Are you considering a psychology degree but worried about the cost? If you’re in the military or planning to join, you may be wondering if the military will pay for your psychology education. In this article, we will explore whether the military offers financial assistance for pursuing a psychology degree.
Benefits of Military Service
Before delving into the specifics of psychology education funding, let’s briefly touch upon the benefits of military service. Joining the military can open up various opportunities for personal and professional growth. From job security to healthcare benefits, the military provides a range of perks that can positively impact your educational journey.
Tuition Assistance Program (TAP)
The Tuition Assistance Program (TAP) is a valuable resource offered by the military to support service members in their pursuit of higher education. TAP is available to active-duty personnel, including those serving in the Army, Navy, Air Force, Marines, and Coast Guard.

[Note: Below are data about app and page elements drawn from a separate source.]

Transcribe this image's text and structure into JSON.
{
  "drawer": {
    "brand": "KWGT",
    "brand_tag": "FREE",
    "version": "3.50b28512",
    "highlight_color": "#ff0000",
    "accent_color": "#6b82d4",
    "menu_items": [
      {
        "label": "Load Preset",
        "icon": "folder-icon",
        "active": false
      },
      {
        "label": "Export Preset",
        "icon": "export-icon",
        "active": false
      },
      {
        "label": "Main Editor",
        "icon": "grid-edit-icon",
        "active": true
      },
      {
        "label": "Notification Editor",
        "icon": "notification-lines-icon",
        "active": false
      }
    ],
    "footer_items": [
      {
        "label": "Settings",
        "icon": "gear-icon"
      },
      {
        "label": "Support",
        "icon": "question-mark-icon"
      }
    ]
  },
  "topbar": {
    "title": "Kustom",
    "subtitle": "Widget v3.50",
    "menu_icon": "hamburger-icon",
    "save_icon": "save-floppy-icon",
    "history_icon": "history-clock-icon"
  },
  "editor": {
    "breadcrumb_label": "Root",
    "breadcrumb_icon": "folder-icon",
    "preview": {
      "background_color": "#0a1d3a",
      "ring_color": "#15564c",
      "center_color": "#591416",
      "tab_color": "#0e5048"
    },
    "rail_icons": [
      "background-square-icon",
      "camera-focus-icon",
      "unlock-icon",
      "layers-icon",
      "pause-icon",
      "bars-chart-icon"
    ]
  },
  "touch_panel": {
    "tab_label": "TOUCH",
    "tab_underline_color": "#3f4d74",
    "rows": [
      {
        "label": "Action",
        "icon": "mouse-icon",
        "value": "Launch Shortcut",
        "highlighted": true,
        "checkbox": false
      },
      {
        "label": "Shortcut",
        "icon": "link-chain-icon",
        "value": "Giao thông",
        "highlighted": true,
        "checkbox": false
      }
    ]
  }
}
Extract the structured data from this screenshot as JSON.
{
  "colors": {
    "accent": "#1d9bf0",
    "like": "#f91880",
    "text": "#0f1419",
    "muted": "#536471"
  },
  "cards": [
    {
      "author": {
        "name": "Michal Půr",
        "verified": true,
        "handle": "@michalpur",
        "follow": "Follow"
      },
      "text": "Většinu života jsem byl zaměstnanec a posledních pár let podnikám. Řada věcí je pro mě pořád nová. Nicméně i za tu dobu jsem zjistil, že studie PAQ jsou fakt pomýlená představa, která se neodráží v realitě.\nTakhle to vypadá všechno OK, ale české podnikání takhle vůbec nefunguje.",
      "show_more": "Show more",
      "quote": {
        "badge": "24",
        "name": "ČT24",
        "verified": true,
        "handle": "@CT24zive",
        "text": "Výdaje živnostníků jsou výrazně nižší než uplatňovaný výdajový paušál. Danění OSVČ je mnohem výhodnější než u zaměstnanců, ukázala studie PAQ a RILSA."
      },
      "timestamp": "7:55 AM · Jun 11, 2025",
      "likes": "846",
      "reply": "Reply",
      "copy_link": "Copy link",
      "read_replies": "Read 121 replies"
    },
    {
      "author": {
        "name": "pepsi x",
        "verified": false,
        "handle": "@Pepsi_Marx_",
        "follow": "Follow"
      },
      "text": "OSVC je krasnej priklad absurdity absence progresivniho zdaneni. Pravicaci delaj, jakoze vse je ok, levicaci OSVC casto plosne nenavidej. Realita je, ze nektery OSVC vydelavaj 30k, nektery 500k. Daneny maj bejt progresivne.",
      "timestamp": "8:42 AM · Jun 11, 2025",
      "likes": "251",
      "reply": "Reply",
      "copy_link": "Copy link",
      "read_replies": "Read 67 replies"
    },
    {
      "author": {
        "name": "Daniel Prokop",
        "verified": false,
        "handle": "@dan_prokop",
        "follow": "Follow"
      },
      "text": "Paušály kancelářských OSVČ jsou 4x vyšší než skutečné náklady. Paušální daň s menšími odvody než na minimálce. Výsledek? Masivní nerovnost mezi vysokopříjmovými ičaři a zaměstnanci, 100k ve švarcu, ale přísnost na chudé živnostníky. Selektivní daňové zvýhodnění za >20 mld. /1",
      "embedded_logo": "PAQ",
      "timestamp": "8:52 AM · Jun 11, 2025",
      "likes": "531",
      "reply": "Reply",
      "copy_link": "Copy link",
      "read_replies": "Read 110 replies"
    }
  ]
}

Under TAP guidelines, service members can receive financial assistance to cover tuition expenses for approved courses taken at accredited institutions. This program allows individuals in the military to pursue a variety of degree programs, including psychology.
To qualify for TAP funding towards your psychology degree:
- You must be an active-duty member of one of the branches mentioned earlier.
- You should have completed Basic Training and be on active duty for a specified period.
- Your chosen psychology program must be offered by an accredited institution recognized by TAP.
The amount covered by TAP varies depending on factors such as your branch of service and years served. Generally, TAP can fund up to 100% of your tuition expenses, not exceeding specific annual dollar limits.
Note: It is important to stay updated on the current TAP regulations, as policies may change periodically.
Post-9/11 GI Bill
In addition to TAP, another option for military personnel pursuing a psychology degree is the Post-9/11 GI Bill. This bill provides financial assistance for education and training programs, including college degrees.
The Post-9/11 GI Bill offers benefits such as:
- Tuition and fee coverage for in-state public colleges or universities.
- A monthly housing allowance.
- An annual book stipend.
These benefits can significantly alleviate the financial burden associated with earning a psychology degree.
Eligibility and Transferability
To qualify for the Post-9/11 GI Bill, you must have served a minimum of 90 days on active duty after September 10, 2001. The amount of benefits you are eligible for depends on the length of your service. Additionally, unused benefits can be transferred to family members under certain conditions.
If you’re passionate about psychology and serving in the military, rest assured that there are options available to help fund your education. Through programs like TAP and the Post-9/11 GI Bill, you can receive financial support to pursue a psychology degree without significant financial strain. Remember to thoroughly research each program’s eligibility requirements and stay informed about any policy updates that may affect your funding opportunities.
Take advantage of these resources and turn your passion for psychology into a reality while serving your country!